‘I’ ON CULTURE
As most people who read this column know, I usually don’t like sequels. Most just depend on the good will of a successful predecessor to make quick bucks. One exception The Suicide Squad, a sort-of sequel to 2016’s Suicide Squad. Notice that there’s no “2” in the title. That is deliberate. This is a totally different kind of movie.
The first one was an attempt at an A-level film; a few well-known actors, a lot of special effects, a supernatural story all dolled up and pretty. And it went nowhere. The new movie is definitely a B movie, meaning it was gritty and nasty and actually enjoyed being tough.
The story was not wildly different overall. Amanda Waller (Viola Davis), a vicious bureaucrat, forces some of the nastiest supervillains to take on difficult (really meaning suicidal) missions in exchange for getting 10 years off at the Belle Reve prison, known for the highest mortality rate for prisoners.
So Colonel Flag (Joel Kinnaman) leads a group of nasties in an invasion of Corto Maltese, a mythical island off the coast of South America, to track down special weaponry. It is a suicide mission: Flag disappears and only crazy Harley Quinn (Margot Robbie) survives and is captured. It turns out that the whole mission was a diversion so another team headed by Bloodsport (Idris Elba), a sharpshooting mercenary whose daughter will be imprisoned if he doesn’t cooperate, gets to shore. The group includes Peacemaker (John Cena), a psycho version of Captain America; Ratcatcher 2 (Daniela Melchior), who controls rats; Polka-Dot Man (David Dastmalchian), a really weird guy with major mommy issues; and King Shark (voice of Sylvester Stallone), a combination of shark and man and maybe god.
Bloodsport and Peacemaker argue about who is the better killer, and they compete to wipe out the bad guys holding Flag. They kill them all only to find out that these were the people on their side. As I wrote earlier, B movie. Harley has been dolled up and taken to the home of President Luna (Juan Diego Botto), who is totally charming and treats her wonderfully, and so she kills him. She then goes through the required damsel in the dungeon being tortured scene, which she turns into a mass slaying of bad guys, and joins the rest of the crew to attack the real target, a weapons lab. The enemy is a giant starfish named, what else, Starro, who takes over people’s minds by shooting baby starfish onto their faces. Lots of fighting follows.
The movie is unpretentious. Director James Gunn, who did both Guardians of the Galaxy films, recognizes the grindhouse quality of the piece. When people die, body parts go flying. We have that dungeon scene. We have disputes among the heroes/supervillains. There are bad puns throughout, and there are more holes in the plot than Swiss cheese. But it moves quickly and is a lot of fun.

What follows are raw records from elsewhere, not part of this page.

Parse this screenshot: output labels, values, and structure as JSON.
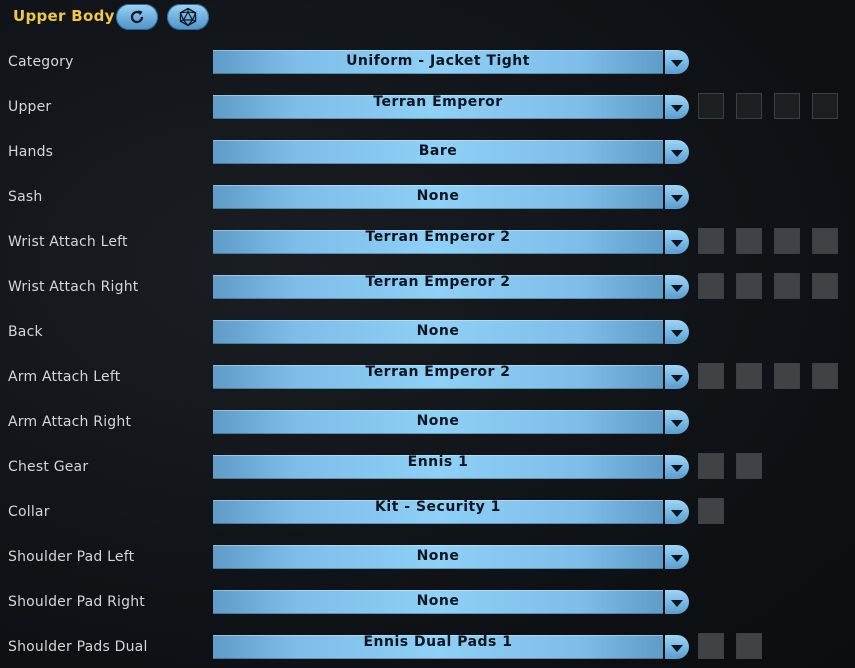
{
  "header": {
    "title": "Upper Body",
    "refresh_icon": "refresh-icon",
    "dice_icon": "dice-icon",
    "accent_color": "#f0c846"
  },
  "rows": [
    {
      "label": "Category",
      "value": "Uniform - Jacket Tight",
      "swatches": []
    },
    {
      "label": "Upper",
      "value": "Terran Emperor",
      "swatches": [
        "#1c1f22",
        "#1c1f22",
        "#1c1f22",
        "#1c1f22"
      ]
    },
    {
      "label": "Hands",
      "value": "Bare",
      "swatches": []
    },
    {
      "label": "Sash",
      "value": "None",
      "swatches": []
    },
    {
      "label": "Wrist Attach Left",
      "value": "Terran Emperor 2",
      "swatches": [
        "#404346",
        "#404346",
        "#404346",
        "#404346"
      ]
    },
    {
      "label": "Wrist Attach Right",
      "value": "Terran Emperor 2",
      "swatches": [
        "#404346",
        "#404346",
        "#404346",
        "#404346"
      ]
    },
    {
      "label": "Back",
      "value": "None",
      "swatches": []
    },
    {
      "label": "Arm Attach Left",
      "value": "Terran Emperor 2",
      "swatches": [
        "#404346",
        "#404346",
        "#404346",
        "#404346"
      ]
    },
    {
      "label": "Arm Attach Right",
      "value": "None",
      "swatches": []
    },
    {
      "label": "Chest Gear",
      "value": "Ennis 1",
      "swatches": [
        "#404346",
        "#404346"
      ]
    },
    {
      "label": "Collar",
      "value": "Kit - Security 1",
      "swatches": [
        "#404346"
      ]
    },
    {
      "label": "Shoulder Pad Left",
      "value": "None",
      "swatches": []
    },
    {
      "label": "Shoulder Pad Right",
      "value": "None",
      "swatches": []
    },
    {
      "label": "Shoulder Pads Dual",
      "value": "Ennis Dual Pads 1",
      "swatches": [
        "#404346",
        "#404346"
      ]
    }
  ]
}
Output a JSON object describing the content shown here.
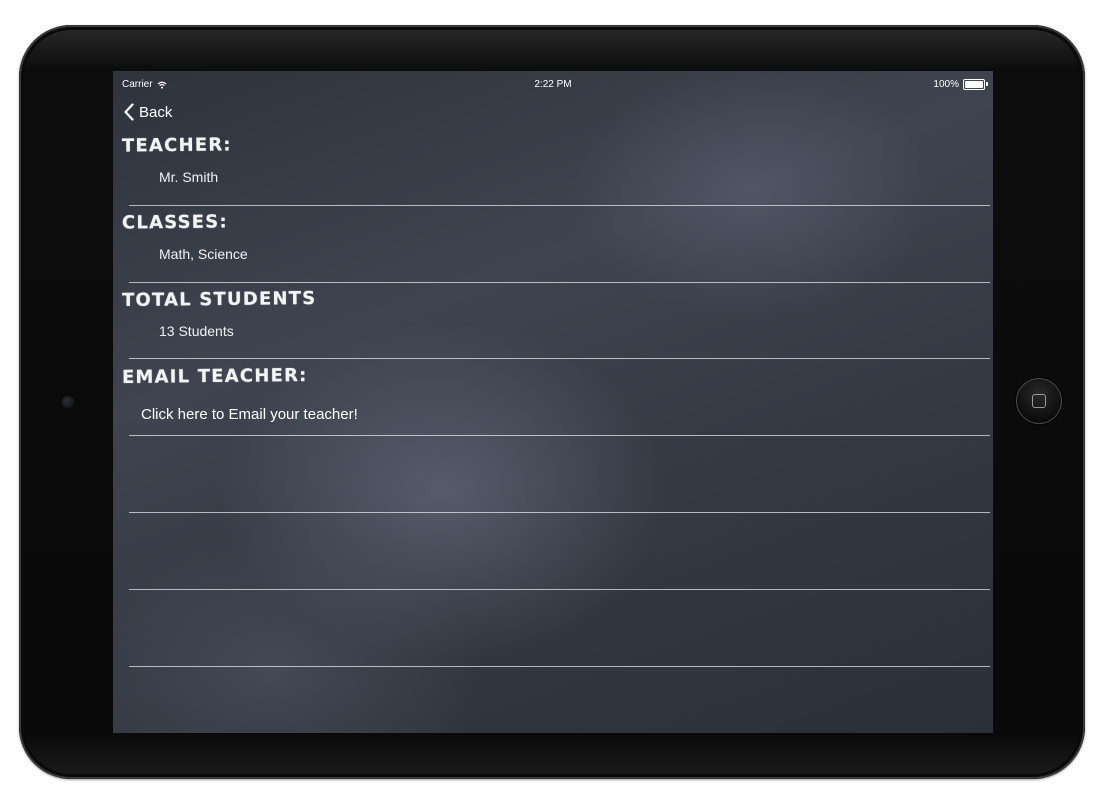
{
  "status_bar": {
    "carrier": "Carrier",
    "time": "2:22 PM",
    "battery": "100%",
    "battery_level": 1.0
  },
  "nav": {
    "back_label": "Back"
  },
  "sections": {
    "teacher": {
      "heading": "TEACHER:",
      "value": "Mr. Smith"
    },
    "classes": {
      "heading": "CLASSES:",
      "value": "Math, Science"
    },
    "students": {
      "heading": "TOTAL STUDENTS",
      "value": "13 Students"
    },
    "email": {
      "heading": "EMAIL TEACHER:",
      "link": "Click here to Email your teacher!"
    }
  },
  "icons": {
    "wifi": "wifi-icon",
    "battery": "battery-icon",
    "back": "chevron-left-icon",
    "home": "home-button-icon"
  },
  "colors": {
    "chalkboard": "#383d48",
    "chalk_text": "#ffffff",
    "rule_line": "#e1e4eb",
    "bezel": "#0a0a0a"
  }
}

The acting is particularly good. Robbie has Harley Quinn down to perfection. She’s a bit less over the top than she was in the Birds of Prey film and even the first of the Suicide Squad films. But she still manages to be both nutsy, vicious and lovable. Elba is exceptional as the center of the film. He is wildly flawed but sympathetic and heroic. Dastmalchian plays his very strange character really well. Cena is great as Pacemaker, a so-called hero with a mean streak. Melchior was really good, actually rather moving in a part that could have been played for laughs. And Davis is exceptional as the really nasty Waller.
The special effects are not what you would expect from the big budget films. Clearly, some of the time there is actually a person inside the King Shark costume instead of CGI. The sci-fi elements are held down here while the bad guys versus the even worse bad guys gets the full treatment. But it’s great fun, and since it’s on HBO Max, it’s a good way to see a fun movie for free if you have that app. If not, it’s worth time at the movies. Understand, this is not a good movie, but it is a fun movie. It is rated R, and deserves it.